The presence of law enforcement and school security is left to every school district in Texas. School districts may choose to hire school resource officers who report to a local law enforcement agency, or commissioned peacekeepers who often report to school district leaders. Both are licensed by the Texas Law Enforcement Commission and receive training from the Texas School Safety Center, according to the TASB.
Schools may also hire or contract with security officers who are not licensed by the Texas Law Enforcement Board, but may be required to be registered and inspected by the Texas School Safety Center.
Martinez-Prater said 333 districts had reported to the center that they had their own police department, and the center had also noticed an increase in school districts that were implementing “guardian plans” to appoint certain people to arm.
If employees work in a school district, one employee can be hired for more than one school, said Linel Sparks, executive director of the Texas Association of School Resources Employees.
“It comes down to, unfortunately, funding, and then it takes a specific person to be that employee to be in this school,” she said.
Schools are not required to lock entrances or doors inside buildings, but Martinez-Prater said this is considered best practice to repel intruders.
“Locking the doors during the day, the classroom doors during training is also another time barrier and one step less when we get stuck,” she said.
Schools may also use metal detectors, but experts warn that no tool or measure will fully address school safety.
“The most important thing is to build a relationship and stop something from happening before it happens,” Sparks said.
Disclosure: The Texas School Board Association is a financial supporter of The Texas Tribune, a non-profit, non-partisan news organization funded in part by donations from members, foundations, and corporate sponsors. Financial supporters play no role in Tribune journalism. Find a complete list of them here.
Texas has some safety requirements for public schools – but leaves most of the details to education officials

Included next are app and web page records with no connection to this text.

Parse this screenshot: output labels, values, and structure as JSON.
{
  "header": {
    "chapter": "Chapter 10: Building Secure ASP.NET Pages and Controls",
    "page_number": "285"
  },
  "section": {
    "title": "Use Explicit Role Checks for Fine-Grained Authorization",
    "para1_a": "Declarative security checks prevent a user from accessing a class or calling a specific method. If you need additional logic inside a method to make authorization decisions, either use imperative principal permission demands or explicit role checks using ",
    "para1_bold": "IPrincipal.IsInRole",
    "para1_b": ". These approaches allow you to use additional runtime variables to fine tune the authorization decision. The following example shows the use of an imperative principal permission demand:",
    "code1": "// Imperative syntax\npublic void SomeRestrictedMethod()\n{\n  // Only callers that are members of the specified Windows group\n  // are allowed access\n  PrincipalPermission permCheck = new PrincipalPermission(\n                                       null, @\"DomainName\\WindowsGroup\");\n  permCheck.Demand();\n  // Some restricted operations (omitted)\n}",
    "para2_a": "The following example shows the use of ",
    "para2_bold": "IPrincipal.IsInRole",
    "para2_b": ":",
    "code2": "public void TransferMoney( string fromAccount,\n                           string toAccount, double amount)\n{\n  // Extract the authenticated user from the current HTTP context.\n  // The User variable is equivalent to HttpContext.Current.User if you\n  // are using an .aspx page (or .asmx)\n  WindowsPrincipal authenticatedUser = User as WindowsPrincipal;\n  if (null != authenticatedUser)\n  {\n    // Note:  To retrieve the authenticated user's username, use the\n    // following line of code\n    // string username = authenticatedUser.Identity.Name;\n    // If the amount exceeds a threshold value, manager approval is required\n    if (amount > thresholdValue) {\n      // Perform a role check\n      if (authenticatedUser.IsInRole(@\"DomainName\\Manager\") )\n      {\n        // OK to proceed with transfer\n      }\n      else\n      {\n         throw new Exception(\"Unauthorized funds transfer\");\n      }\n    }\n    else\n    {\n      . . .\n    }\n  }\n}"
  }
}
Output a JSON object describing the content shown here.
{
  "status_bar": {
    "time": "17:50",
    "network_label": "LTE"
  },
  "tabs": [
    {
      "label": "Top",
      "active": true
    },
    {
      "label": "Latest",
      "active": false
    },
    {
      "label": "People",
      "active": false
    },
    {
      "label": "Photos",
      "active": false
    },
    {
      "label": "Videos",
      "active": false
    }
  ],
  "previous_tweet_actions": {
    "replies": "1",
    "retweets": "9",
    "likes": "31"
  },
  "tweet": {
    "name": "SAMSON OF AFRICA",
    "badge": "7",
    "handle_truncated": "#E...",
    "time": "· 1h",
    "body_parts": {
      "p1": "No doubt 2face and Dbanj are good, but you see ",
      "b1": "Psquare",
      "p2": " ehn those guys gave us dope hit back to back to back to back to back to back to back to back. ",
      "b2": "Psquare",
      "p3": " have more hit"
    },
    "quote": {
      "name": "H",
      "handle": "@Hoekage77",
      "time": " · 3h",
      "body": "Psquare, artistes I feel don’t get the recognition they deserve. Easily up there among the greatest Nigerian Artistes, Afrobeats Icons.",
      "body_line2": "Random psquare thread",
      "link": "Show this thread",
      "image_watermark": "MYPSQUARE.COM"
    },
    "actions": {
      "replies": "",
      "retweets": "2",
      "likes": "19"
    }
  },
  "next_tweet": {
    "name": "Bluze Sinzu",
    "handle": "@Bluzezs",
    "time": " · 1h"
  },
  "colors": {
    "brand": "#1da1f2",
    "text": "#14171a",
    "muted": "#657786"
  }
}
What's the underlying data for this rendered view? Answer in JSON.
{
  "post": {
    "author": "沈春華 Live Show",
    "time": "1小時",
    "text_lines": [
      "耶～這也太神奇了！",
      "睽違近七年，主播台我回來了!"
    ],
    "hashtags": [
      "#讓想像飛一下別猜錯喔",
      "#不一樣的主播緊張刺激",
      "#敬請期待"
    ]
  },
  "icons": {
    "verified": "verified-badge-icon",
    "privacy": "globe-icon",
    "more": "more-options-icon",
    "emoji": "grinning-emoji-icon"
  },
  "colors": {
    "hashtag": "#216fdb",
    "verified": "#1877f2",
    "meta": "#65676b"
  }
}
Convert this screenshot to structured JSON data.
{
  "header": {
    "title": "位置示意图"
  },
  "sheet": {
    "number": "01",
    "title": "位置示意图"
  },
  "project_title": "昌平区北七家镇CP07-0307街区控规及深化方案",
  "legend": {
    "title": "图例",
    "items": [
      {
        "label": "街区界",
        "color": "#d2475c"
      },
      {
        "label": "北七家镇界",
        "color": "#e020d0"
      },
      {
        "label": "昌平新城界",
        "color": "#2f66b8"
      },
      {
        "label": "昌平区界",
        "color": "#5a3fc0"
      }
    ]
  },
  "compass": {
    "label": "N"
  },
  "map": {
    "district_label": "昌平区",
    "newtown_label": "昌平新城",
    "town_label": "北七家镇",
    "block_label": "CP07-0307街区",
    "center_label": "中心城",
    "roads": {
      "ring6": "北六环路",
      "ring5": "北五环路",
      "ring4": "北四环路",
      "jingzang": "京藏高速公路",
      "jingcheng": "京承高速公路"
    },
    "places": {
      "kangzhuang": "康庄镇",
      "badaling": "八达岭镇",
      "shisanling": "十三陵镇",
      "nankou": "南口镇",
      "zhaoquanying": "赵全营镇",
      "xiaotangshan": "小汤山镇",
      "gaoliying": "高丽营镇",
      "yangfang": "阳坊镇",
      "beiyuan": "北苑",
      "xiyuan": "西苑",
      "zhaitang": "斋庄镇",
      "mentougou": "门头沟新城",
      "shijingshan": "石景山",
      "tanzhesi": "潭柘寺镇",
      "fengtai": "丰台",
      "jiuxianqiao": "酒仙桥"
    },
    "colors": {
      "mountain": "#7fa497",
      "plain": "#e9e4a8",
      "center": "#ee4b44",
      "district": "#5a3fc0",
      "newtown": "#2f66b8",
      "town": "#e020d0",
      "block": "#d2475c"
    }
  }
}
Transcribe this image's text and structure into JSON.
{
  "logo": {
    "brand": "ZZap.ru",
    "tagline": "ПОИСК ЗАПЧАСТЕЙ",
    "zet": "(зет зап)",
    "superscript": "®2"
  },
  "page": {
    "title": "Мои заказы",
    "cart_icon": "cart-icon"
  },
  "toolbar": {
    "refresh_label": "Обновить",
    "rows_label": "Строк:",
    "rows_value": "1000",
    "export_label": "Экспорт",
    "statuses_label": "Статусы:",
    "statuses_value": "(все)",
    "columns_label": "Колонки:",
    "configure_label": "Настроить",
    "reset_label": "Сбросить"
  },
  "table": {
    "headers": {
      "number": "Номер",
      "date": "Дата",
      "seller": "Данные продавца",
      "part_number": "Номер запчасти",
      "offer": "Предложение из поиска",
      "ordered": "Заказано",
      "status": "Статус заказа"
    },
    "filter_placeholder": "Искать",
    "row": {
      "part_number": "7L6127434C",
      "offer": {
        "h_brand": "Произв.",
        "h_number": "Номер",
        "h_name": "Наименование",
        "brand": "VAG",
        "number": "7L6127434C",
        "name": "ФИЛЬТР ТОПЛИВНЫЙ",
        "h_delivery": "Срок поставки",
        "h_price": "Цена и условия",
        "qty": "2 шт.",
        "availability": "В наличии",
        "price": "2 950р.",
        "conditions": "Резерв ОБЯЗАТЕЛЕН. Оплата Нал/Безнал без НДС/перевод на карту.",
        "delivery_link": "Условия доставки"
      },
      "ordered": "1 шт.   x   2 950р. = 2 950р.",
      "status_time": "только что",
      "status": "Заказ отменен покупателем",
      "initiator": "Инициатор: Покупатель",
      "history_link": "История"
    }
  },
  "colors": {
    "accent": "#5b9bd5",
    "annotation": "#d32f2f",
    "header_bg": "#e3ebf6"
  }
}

Source link Texas has some safety requirements for public schools – but leaves most of the details to education officials